Stored items:
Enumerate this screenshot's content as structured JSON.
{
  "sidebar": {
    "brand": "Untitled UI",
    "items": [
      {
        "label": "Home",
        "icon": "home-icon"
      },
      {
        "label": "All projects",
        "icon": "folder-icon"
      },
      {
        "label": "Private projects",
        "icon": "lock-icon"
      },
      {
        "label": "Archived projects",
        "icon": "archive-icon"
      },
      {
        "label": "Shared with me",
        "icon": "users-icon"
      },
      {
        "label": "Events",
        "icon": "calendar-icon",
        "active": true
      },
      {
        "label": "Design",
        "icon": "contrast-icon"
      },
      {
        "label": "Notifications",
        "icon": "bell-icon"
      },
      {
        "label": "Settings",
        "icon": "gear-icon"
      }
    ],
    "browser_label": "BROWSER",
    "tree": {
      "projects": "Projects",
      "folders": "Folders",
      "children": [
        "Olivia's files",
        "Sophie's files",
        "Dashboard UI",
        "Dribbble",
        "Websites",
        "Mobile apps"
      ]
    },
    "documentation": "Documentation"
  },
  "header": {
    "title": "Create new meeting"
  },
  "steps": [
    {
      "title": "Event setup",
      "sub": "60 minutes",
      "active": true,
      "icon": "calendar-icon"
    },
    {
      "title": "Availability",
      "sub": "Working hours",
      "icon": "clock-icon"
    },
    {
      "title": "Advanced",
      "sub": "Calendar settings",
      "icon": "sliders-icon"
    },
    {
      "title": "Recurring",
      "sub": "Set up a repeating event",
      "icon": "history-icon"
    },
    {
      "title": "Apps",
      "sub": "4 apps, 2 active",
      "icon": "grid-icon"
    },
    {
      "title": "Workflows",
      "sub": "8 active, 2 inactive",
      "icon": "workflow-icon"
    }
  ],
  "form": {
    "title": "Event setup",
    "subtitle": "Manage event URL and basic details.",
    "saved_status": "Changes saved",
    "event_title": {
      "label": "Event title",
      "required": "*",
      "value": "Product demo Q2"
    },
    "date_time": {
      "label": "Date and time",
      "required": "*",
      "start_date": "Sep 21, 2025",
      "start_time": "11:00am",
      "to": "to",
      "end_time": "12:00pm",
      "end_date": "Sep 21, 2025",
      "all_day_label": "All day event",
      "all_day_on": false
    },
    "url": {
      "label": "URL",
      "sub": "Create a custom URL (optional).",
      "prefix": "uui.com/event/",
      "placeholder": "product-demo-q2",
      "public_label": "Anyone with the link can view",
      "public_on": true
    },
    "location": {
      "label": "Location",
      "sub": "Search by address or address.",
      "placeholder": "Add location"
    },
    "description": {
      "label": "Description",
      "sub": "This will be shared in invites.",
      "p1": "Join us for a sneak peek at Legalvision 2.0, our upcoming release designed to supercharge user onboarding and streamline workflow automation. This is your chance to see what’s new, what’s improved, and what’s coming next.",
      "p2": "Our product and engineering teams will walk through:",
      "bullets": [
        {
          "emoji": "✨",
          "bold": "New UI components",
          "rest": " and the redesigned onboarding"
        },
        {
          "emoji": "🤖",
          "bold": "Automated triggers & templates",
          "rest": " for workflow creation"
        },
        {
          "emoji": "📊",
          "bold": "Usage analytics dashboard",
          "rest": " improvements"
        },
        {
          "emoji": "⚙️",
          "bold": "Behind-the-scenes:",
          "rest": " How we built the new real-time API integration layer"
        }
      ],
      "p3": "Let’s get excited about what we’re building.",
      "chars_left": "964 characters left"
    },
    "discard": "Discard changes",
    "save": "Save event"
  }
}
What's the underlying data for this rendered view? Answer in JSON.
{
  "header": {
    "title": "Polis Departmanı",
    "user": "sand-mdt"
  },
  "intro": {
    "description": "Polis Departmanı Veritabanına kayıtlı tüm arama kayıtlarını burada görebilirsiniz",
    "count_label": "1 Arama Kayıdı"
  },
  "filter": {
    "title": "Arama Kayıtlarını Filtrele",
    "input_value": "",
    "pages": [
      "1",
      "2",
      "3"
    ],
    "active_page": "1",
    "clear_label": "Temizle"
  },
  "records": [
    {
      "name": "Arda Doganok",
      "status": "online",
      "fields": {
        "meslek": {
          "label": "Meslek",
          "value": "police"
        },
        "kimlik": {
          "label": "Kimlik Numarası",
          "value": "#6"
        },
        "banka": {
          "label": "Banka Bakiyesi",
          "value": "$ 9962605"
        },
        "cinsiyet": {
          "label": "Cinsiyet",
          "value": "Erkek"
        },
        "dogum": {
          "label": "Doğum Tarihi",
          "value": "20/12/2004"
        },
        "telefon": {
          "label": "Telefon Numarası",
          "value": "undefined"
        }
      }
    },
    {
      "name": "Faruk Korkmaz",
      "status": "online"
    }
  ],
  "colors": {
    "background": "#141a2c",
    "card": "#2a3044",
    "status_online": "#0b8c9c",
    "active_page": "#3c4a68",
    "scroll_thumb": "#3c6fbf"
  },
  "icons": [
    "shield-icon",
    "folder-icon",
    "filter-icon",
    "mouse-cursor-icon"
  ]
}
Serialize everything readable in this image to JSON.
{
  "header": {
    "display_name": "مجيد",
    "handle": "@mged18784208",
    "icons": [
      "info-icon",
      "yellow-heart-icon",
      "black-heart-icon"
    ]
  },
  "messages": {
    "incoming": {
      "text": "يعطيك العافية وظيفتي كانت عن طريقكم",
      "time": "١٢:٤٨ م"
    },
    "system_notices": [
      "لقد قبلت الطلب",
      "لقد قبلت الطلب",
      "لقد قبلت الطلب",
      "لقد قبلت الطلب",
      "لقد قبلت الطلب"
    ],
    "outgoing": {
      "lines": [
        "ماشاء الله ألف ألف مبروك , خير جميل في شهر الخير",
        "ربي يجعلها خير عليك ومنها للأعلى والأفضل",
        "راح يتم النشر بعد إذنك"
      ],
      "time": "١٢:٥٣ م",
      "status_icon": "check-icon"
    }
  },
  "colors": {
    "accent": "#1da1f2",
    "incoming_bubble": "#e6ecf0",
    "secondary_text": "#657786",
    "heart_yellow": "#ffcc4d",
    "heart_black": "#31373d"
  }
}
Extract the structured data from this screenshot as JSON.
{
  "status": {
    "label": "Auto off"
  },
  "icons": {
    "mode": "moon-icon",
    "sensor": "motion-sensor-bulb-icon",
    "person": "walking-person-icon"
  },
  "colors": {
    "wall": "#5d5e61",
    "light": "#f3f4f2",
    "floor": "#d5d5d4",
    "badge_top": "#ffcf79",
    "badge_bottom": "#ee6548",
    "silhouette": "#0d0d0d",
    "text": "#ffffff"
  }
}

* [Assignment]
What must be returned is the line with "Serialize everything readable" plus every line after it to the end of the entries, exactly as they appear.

* [Task answer]
Serialize everything readable in this image to JSON.
{
  "header": {
    "display_name": "مجيد",
    "handle": "@mged18784208",
    "icons": [
      "info-icon",
      "yellow-heart-icon",
      "black-heart-icon"
    ]
  },
  "messages": {
    "incoming": {
      "text": "يعطيك العافية وظيفتي كانت عن طريقكم",
      "time": "١٢:٤٨ م"
    },
    "system_notices": [
      "لقد قبلت الطلب",
      "لقد قبلت الطلب",
      "لقد قبلت الطلب",
      "لقد قبلت الطلب",
      "لقد قبلت الطلب"
    ],
    "outgoing": {
      "lines": [
        "ماشاء الله ألف ألف مبروك , خير جميل في شهر الخير",
        "ربي يجعلها خير عليك ومنها للأعلى والأفضل",
        "راح يتم النشر بعد إذنك"
      ],
      "time": "١٢:٥٣ م",
      "status_icon": "check-icon"
    }
  },
  "colors": {
    "accent": "#1da1f2",
    "incoming_bubble": "#e6ecf0",
    "secondary_text": "#657786",
    "heart_yellow": "#ffcc4d",
    "heart_black": "#31373d"
  }
}
Extract the structured data from this screenshot as JSON.
{
  "status": {
    "label": "Auto off"
  },
  "icons": {
    "mode": "moon-icon",
    "sensor": "motion-sensor-bulb-icon",
    "person": "walking-person-icon"
  },
  "colors": {
    "wall": "#5d5e61",
    "light": "#f3f4f2",
    "floor": "#d5d5d4",
    "badge_top": "#ffcf79",
    "badge_bottom": "#ee6548",
    "silhouette": "#0d0d0d",
    "text": "#ffffff"
  }
}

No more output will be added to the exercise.